[Stored items]
::::
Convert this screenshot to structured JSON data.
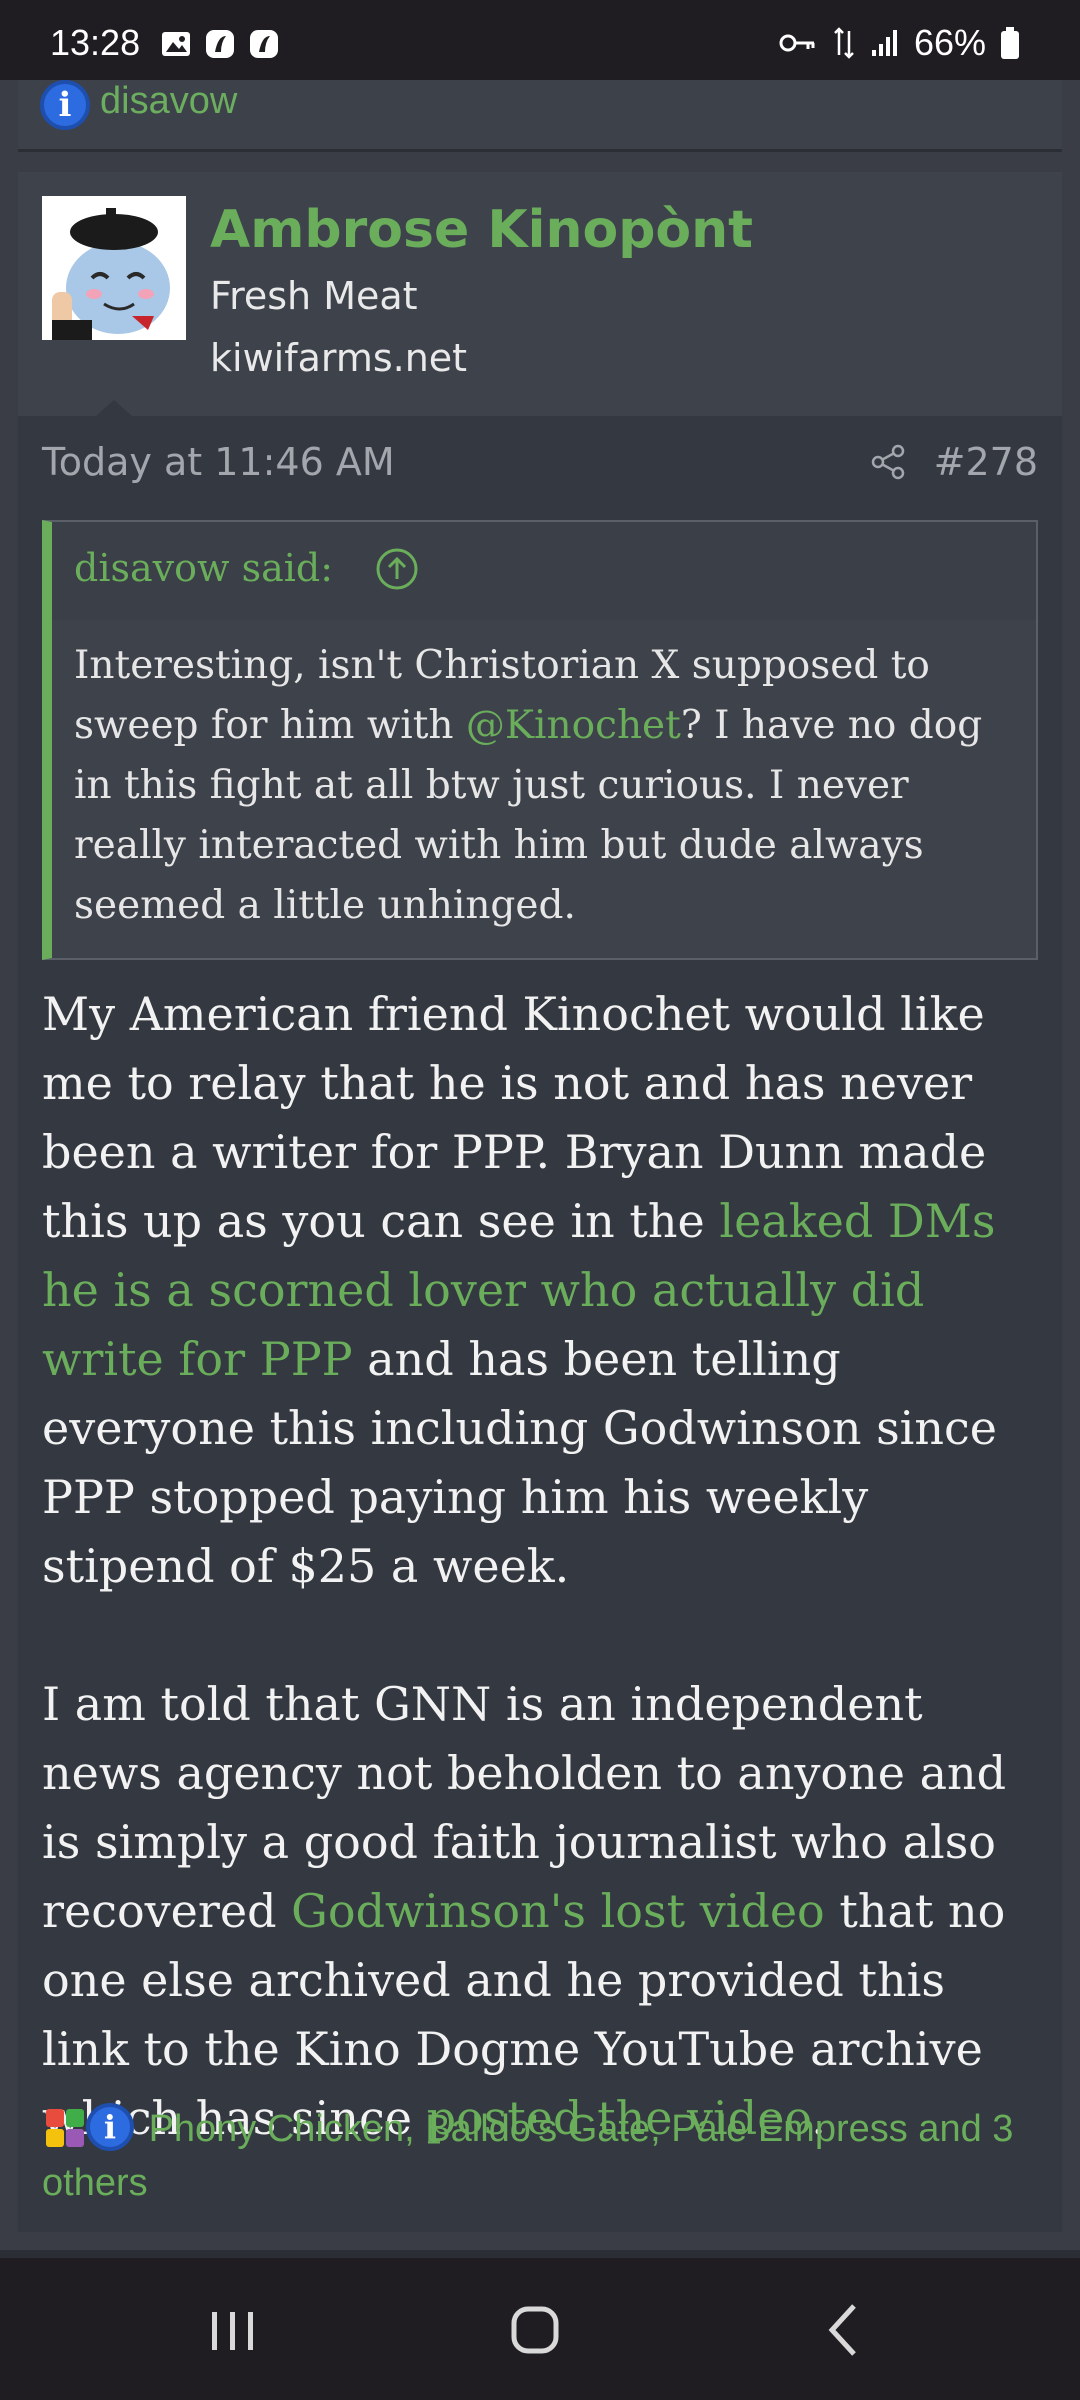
{
  "status_bar": {
    "time": "13:28",
    "battery": "66%",
    "icons": [
      "image-icon",
      "app-icon",
      "app-icon",
      "vpn-key-icon",
      "data-arrows-icon",
      "signal-icon",
      "battery-icon"
    ]
  },
  "previous_post": {
    "reaction_text": "disavow"
  },
  "post": {
    "username": "Ambrose Kinopònt",
    "user_title": "Fresh Meat",
    "user_site": "kiwifarms.net",
    "date": "Today at 11:46 AM",
    "post_number": "#278",
    "quote": {
      "attribution": "disavow said:",
      "body_part1": "Interesting, isn't Christorian X supposed to sweep for him with ",
      "mention": "@Kinochet",
      "body_part2": "? I have no dog in this fight at all btw just curious. I never really interacted with him but dude always seemed a little unhinged."
    },
    "body": {
      "p1_part1": "My American friend Kinochet would like me to relay that he is not and has never been a writer for PPP. Bryan Dunn made this up as you can see in the ",
      "p1_link": "leaked DMs he is a scorned lover who actually did write for PPP",
      "p1_part2": " and has been telling everyone this including Godwinson since PPP stopped paying him his weekly stipend of $25 a week.",
      "p2_part1": "I am told that GNN is an independent news agency not beholden to anyone and is simply a good faith journalist who also recovered ",
      "p2_link1": "Godwinson's lost video",
      "p2_part2": " that no one else archived and he provided this link to the Kino Dogme YouTube archive which has since ",
      "p2_link2": "posted the video",
      "p2_part3": "."
    },
    "reactions": {
      "text": "Phony Chicken, Balldo's Gate, Pale Empress and 3 others"
    }
  },
  "colors": {
    "accent_green": "#6aad5b",
    "background": "#343840",
    "header_bg": "#3e424b",
    "info_blue": "#2d6be0"
  }
}
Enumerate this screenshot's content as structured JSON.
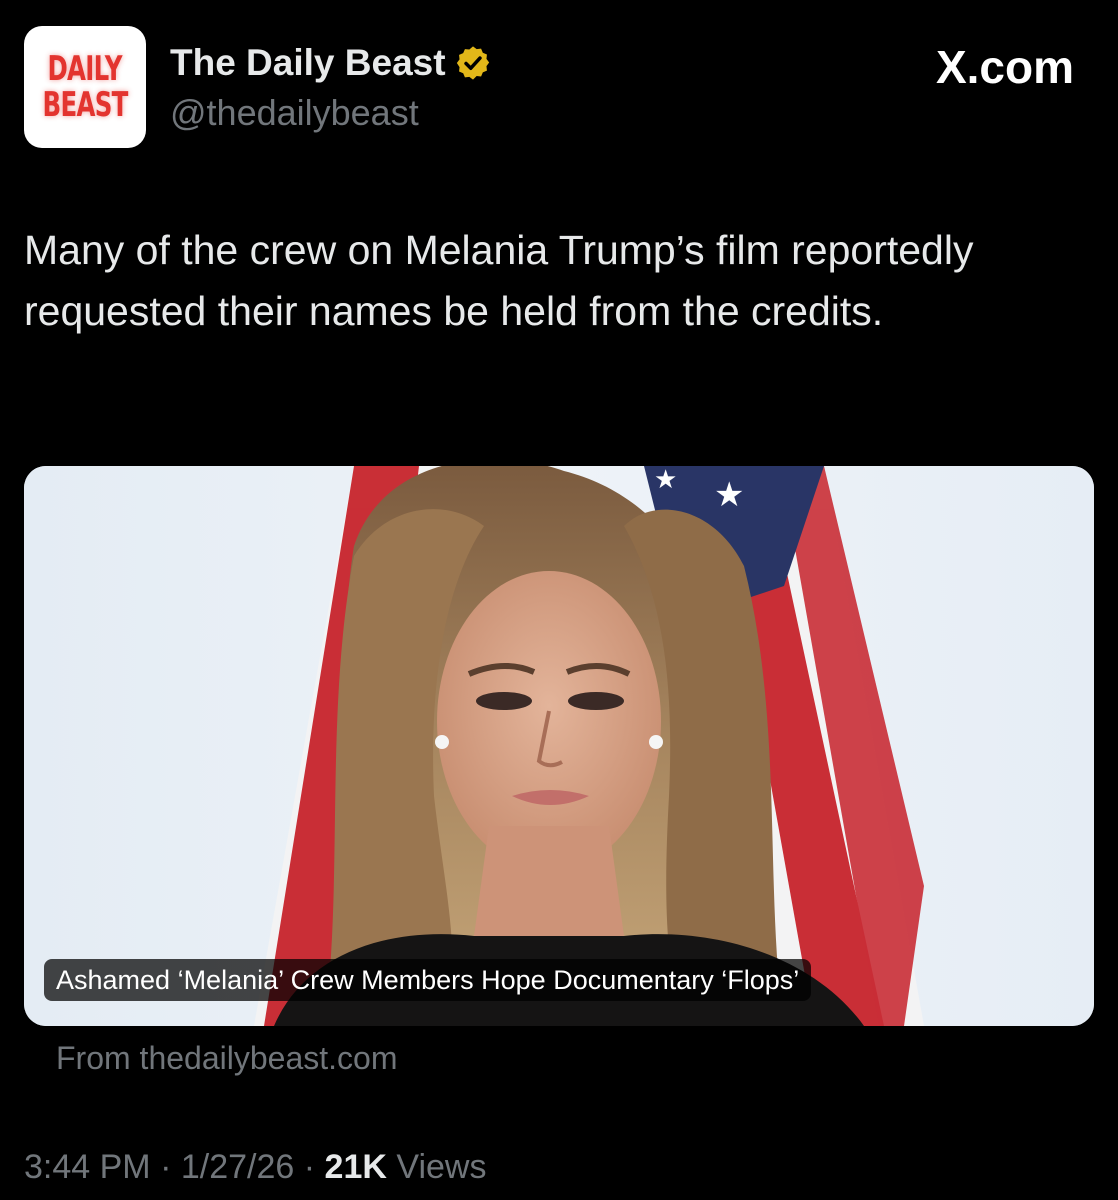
{
  "header": {
    "avatar_lines": [
      "DAILY",
      "BEAST"
    ],
    "display_name": "The Daily Beast",
    "verified_icon": "verified-badge-gold-icon",
    "handle": "@thedailybeast",
    "site_label": "X.com"
  },
  "tweet": {
    "text": "Many of the crew on Melania Trump’s film reportedly requested their names be held from the credits."
  },
  "card": {
    "title": "Ashamed ‘Melania’ Crew Members Hope Documentary ‘Flops’",
    "source": "From thedailybeast.com"
  },
  "meta": {
    "time": "3:44 PM",
    "separator": "·",
    "date": "1/27/26",
    "views_count": "21K",
    "views_label": "Views"
  },
  "colors": {
    "background": "#000000",
    "primary_text": "#e7e9ea",
    "secondary_text": "#71767b",
    "brand_red": "#e3342f",
    "verified_gold": "#e2b719"
  }
}
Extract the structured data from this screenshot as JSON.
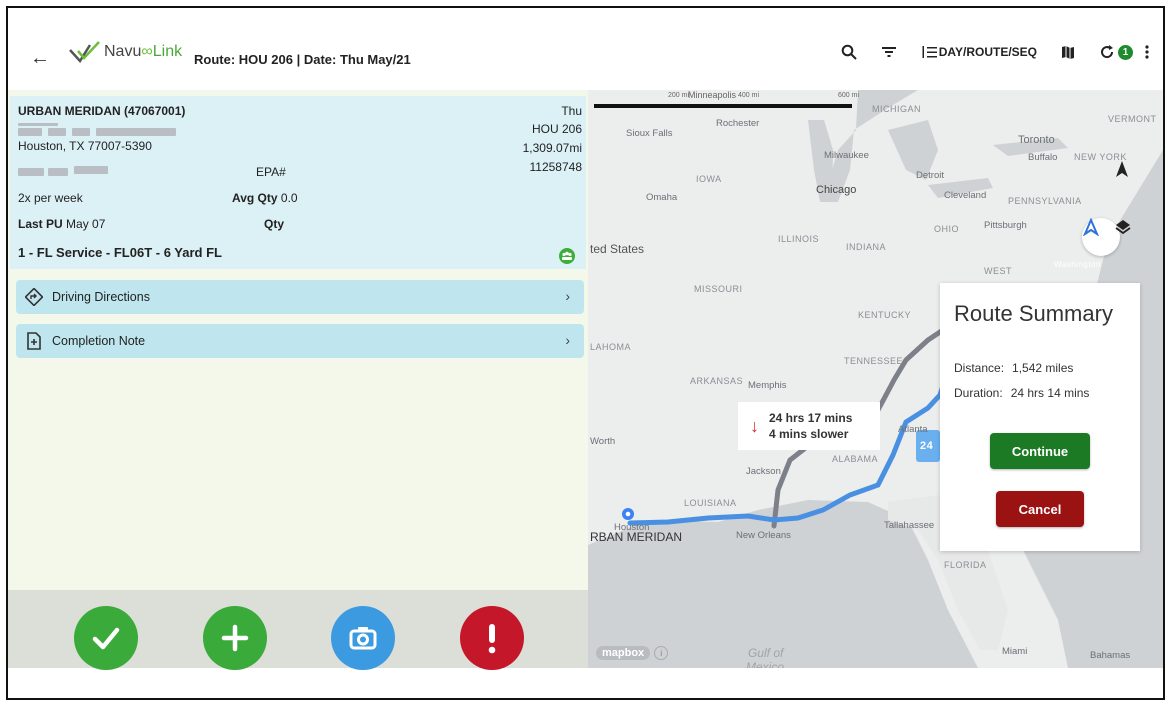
{
  "header": {
    "logo_navu": "Navu",
    "logo_inf": "∞",
    "logo_link": "Link",
    "route_title": "Route: HOU 206 | Date: Thu May/21",
    "sort_label": "DAY/ROUTE/SEQ",
    "badge_count": "1"
  },
  "stop": {
    "name": "URBAN MERIDAN (47067001)",
    "city_line": "Houston, TX 77007-5390",
    "day": "Thu",
    "route": "HOU 206",
    "distance": "1,309.07mi",
    "epa_label": "EPA#",
    "epa_value": "11258748",
    "frequency": "2x per week",
    "avg_qty_label": "Avg Qty",
    "avg_qty_value": "0.0",
    "last_pu_label": "Last PU",
    "last_pu_value": "May 07",
    "qty_label": "Qty",
    "service": "1 - FL Service - FL06T - 6 Yard FL"
  },
  "rows": {
    "driving_directions": "Driving Directions",
    "completion_note": "Completion Note"
  },
  "map": {
    "scale_left": "200 mi",
    "scale_city": "Minneapolis",
    "scale_mid": "400 mi",
    "scale_right": "600 mi",
    "labels": {
      "michigan": "MICHIGAN",
      "vermont": "VERMONT",
      "toronto": "Toronto",
      "buffalo": "Buffalo",
      "new_york": "NEW YORK",
      "sioux_falls": "Sioux Falls",
      "rochester": "Rochester",
      "milwaukee": "Milwaukee",
      "iowa": "IOWA",
      "chicago": "Chicago",
      "detroit": "Detroit",
      "cleveland": "Cleveland",
      "pennsylvania": "PENNSYLVANIA",
      "omaha": "Omaha",
      "ohio": "OHIO",
      "pittsburgh": "Pittsburgh",
      "illinois": "ILLINOIS",
      "indiana": "INDIANA",
      "united_states": "ted States",
      "missouri": "MISSOURI",
      "west": "WEST",
      "washington": "Washington",
      "kentucky": "KENTUCKY",
      "tennessee": "TENNESSEE",
      "oklahoma": "LAHOMA",
      "memphis": "Memphis",
      "arkansas": "ARKANSAS",
      "worth": "Worth",
      "atlanta": "Atlanta",
      "alabama": "ALABAMA",
      "jackson": "Jackson",
      "louisiana": "LOUISIANA",
      "houston": "Houston",
      "urban_meridan": "RBAN MERIDAN",
      "new_orleans": "New Orleans",
      "tallahassee": "Tallahassee",
      "florida": "FLORIDA",
      "gulf": "Gulf of",
      "mexico": "Mexico",
      "miami": "Miami",
      "bahamas": "Bahamas",
      "route_chip": "24"
    },
    "slower_time": "24 hrs 17 mins",
    "slower_delta": "4 mins slower",
    "attribution": "mapbox"
  },
  "summary": {
    "title": "Route Summary",
    "distance_label": "Distance:",
    "distance_value": "1,542  miles",
    "duration_label": "Duration:",
    "duration_value": "24 hrs 14 mins",
    "continue_label": "Continue",
    "cancel_label": "Cancel"
  },
  "colors": {
    "complete": "#3aaa3a",
    "add": "#3aaa3a",
    "camera": "#3b9ae0",
    "alert": "#c4172a",
    "route_blue": "#4a90e2",
    "route_gray": "#7c8088"
  }
}
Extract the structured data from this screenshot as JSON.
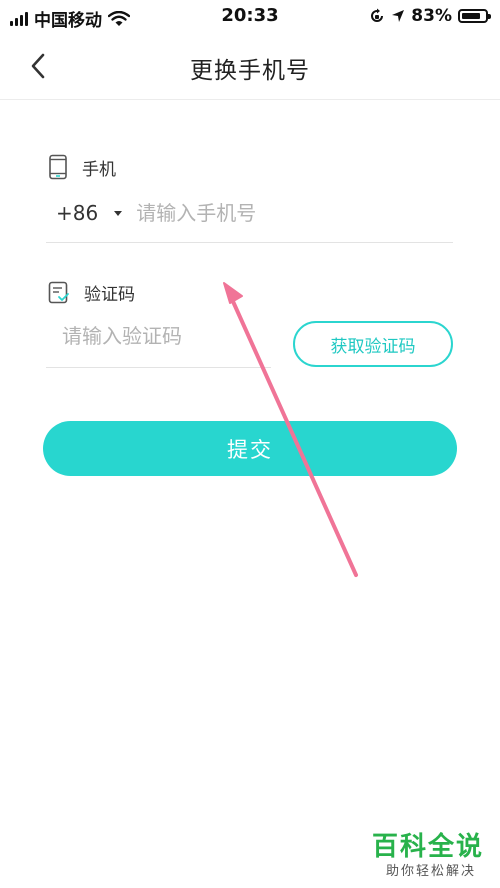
{
  "status_bar": {
    "carrier": "中国移动",
    "time": "20:33",
    "battery_percent": "83%",
    "battery_level": 0.83,
    "icons": [
      "signal-icon",
      "wifi-icon",
      "orientation-lock-icon",
      "location-icon",
      "battery-icon"
    ]
  },
  "nav": {
    "title": "更换手机号",
    "back_icon": "chevron-left-icon"
  },
  "phone_field": {
    "label": "手机",
    "icon": "phone-icon",
    "country_code": "+86",
    "placeholder": "请输入手机号"
  },
  "code_field": {
    "label": "验证码",
    "icon": "verify-icon",
    "placeholder": "请输入验证码",
    "get_code_label": "获取验证码"
  },
  "submit": {
    "label": "提交"
  },
  "watermark": {
    "title": "百科全说",
    "subtitle": "助你轻松解决"
  },
  "colors": {
    "accent": "#28d6cf",
    "annotation": "#f07497",
    "watermark": "#28b24b"
  }
}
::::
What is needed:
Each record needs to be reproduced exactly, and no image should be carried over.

Completed task:
Convert this screenshot to structured JSON data.
{
  "status_bar": {
    "time": "13:28",
    "battery": "66%",
    "icons": [
      "image-icon",
      "app-icon",
      "app-icon",
      "vpn-key-icon",
      "data-arrows-icon",
      "signal-icon",
      "battery-icon"
    ]
  },
  "previous_post": {
    "reaction_text": "disavow"
  },
  "post": {
    "username": "Ambrose Kinopònt",
    "user_title": "Fresh Meat",
    "user_site": "kiwifarms.net",
    "date": "Today at 11:46 AM",
    "post_number": "#278",
    "quote": {
      "attribution": "disavow said:",
      "body_part1": "Interesting, isn't Christorian X supposed to sweep for him with ",
      "mention": "@Kinochet",
      "body_part2": "? I have no dog in this fight at all btw just curious. I never really interacted with him but dude always seemed a little unhinged."
    },
    "body": {
      "p1_part1": "My American friend Kinochet would like me to relay that he is not and has never been a writer for PPP. Bryan Dunn made this up as you can see in the ",
      "p1_link": "leaked DMs he is a scorned lover who actually did write for PPP",
      "p1_part2": " and has been telling everyone this including Godwinson since PPP stopped paying him his weekly stipend of $25 a week.",
      "p2_part1": "I am told that GNN is an independent news agency not beholden to anyone and is simply a good faith journalist who also recovered ",
      "p2_link1": "Godwinson's lost video",
      "p2_part2": " that no one else archived and he provided this link to the Kino Dogme YouTube archive which has since ",
      "p2_link2": "posted the video",
      "p2_part3": "."
    },
    "reactions": {
      "text": "Phony Chicken, Balldo's Gate, Pale Empress and 3 others"
    }
  },
  "colors": {
    "accent_green": "#6aad5b",
    "background": "#343840",
    "header_bg": "#3e424b",
    "info_blue": "#2d6be0"
  }
}
Enumerate this screenshot's content as structured JSON.
{
  "header": {
    "avatar_lines": [
      "DAILY",
      "BEAST"
    ],
    "display_name": "The Daily Beast",
    "verified_icon": "verified-badge-gold-icon",
    "handle": "@thedailybeast",
    "site_label": "X.com"
  },
  "tweet": {
    "text": "Many of the crew on Melania Trump’s film reportedly requested their names be held from the credits."
  },
  "card": {
    "title": "Ashamed ‘Melania’ Crew Members Hope Documentary ‘Flops’",
    "source": "From thedailybeast.com"
  },
  "meta": {
    "time": "3:44 PM",
    "separator": "·",
    "date": "1/27/26",
    "views_count": "21K",
    "views_label": "Views"
  },
  "colors": {
    "background": "#000000",
    "primary_text": "#e7e9ea",
    "secondary_text": "#71767b",
    "brand_red": "#e3342f",
    "verified_gold": "#e2b719"
  }
}
Extract the structured data from this screenshot as JSON.
{
  "header": {
    "logo_navu": "Navu",
    "logo_inf": "∞",
    "logo_link": "Link",
    "route_title": "Route: HOU 206 | Date: Thu May/21",
    "sort_label": "DAY/ROUTE/SEQ",
    "badge_count": "1"
  },
  "stop": {
    "name": "URBAN MERIDAN (47067001)",
    "city_line": "Houston, TX 77007-5390",
    "day": "Thu",
    "route": "HOU 206",
    "distance": "1,309.07mi",
    "epa_label": "EPA#",
    "epa_value": "11258748",
    "frequency": "2x per week",
    "avg_qty_label": "Avg Qty",
    "avg_qty_value": "0.0",
    "last_pu_label": "Last PU",
    "last_pu_value": "May 07",
    "qty_label": "Qty",
    "service": "1 - FL Service - FL06T - 6 Yard FL"
  },
  "rows": {
    "driving_directions": "Driving Directions",
    "completion_note": "Completion Note"
  },
  "map": {
    "scale_left": "200 mi",
    "scale_city": "Minneapolis",
    "scale_mid": "400 mi",
    "scale_right": "600 mi",
    "labels": {
      "michigan": "MICHIGAN",
      "vermont": "VERMONT",
      "toronto": "Toronto",
      "buffalo": "Buffalo",
      "new_york": "NEW YORK",
      "sioux_falls": "Sioux Falls",
      "rochester": "Rochester",
      "milwaukee": "Milwaukee",
      "iowa": "IOWA",
      "chicago": "Chicago",
      "detroit": "Detroit",
      "cleveland": "Cleveland",
      "pennsylvania": "PENNSYLVANIA",
      "omaha": "Omaha",
      "ohio": "OHIO",
      "pittsburgh": "Pittsburgh",
      "illinois": "ILLINOIS",
      "indiana": "INDIANA",
      "united_states": "ted States",
      "missouri": "MISSOURI",
      "west": "WEST",
      "washington": "Washington",
      "kentucky": "KENTUCKY",
      "tennessee": "TENNESSEE",
      "oklahoma": "LAHOMA",
      "memphis": "Memphis",
      "arkansas": "ARKANSAS",
      "worth": "Worth",
      "atlanta": "Atlanta",
      "alabama": "ALABAMA",
      "jackson": "Jackson",
      "louisiana": "LOUISIANA",
      "houston": "Houston",
      "urban_meridan": "RBAN MERIDAN",
      "new_orleans": "New Orleans",
      "tallahassee": "Tallahassee",
      "florida": "FLORIDA",
      "gulf": "Gulf of",
      "mexico": "Mexico",
      "miami": "Miami",
      "bahamas": "Bahamas",
      "route_chip": "24"
    },
    "slower_time": "24 hrs 17 mins",
    "slower_delta": "4 mins slower",
    "attribution": "mapbox"
  },
  "summary": {
    "title": "Route Summary",
    "distance_label": "Distance:",
    "distance_value": "1,542  miles",
    "duration_label": "Duration:",
    "duration_value": "24 hrs 14 mins",
    "continue_label": "Continue",
    "cancel_label": "Cancel"
  },
  "colors": {
    "complete": "#3aaa3a",
    "add": "#3aaa3a",
    "camera": "#3b9ae0",
    "alert": "#c4172a",
    "route_blue": "#4a90e2",
    "route_gray": "#7c8088"
  }
}
Extract the structured data from this screenshot as JSON.
{
  "status_bar": {
    "carrier": "中国移动",
    "time": "20:33",
    "battery_percent": "83%",
    "battery_level": 0.83,
    "icons": [
      "signal-icon",
      "wifi-icon",
      "orientation-lock-icon",
      "location-icon",
      "battery-icon"
    ]
  },
  "nav": {
    "title": "更换手机号",
    "back_icon": "chevron-left-icon"
  },
  "phone_field": {
    "label": "手机",
    "icon": "phone-icon",
    "country_code": "+86",
    "placeholder": "请输入手机号"
  },
  "code_field": {
    "label": "验证码",
    "icon": "verify-icon",
    "placeholder": "请输入验证码",
    "get_code_label": "获取验证码"
  },
  "submit": {
    "label": "提交"
  },
  "watermark": {
    "title": "百科全说",
    "subtitle": "助你轻松解决"
  },
  "colors": {
    "accent": "#28d6cf",
    "annotation": "#f07497",
    "watermark": "#28b24b"
  }
}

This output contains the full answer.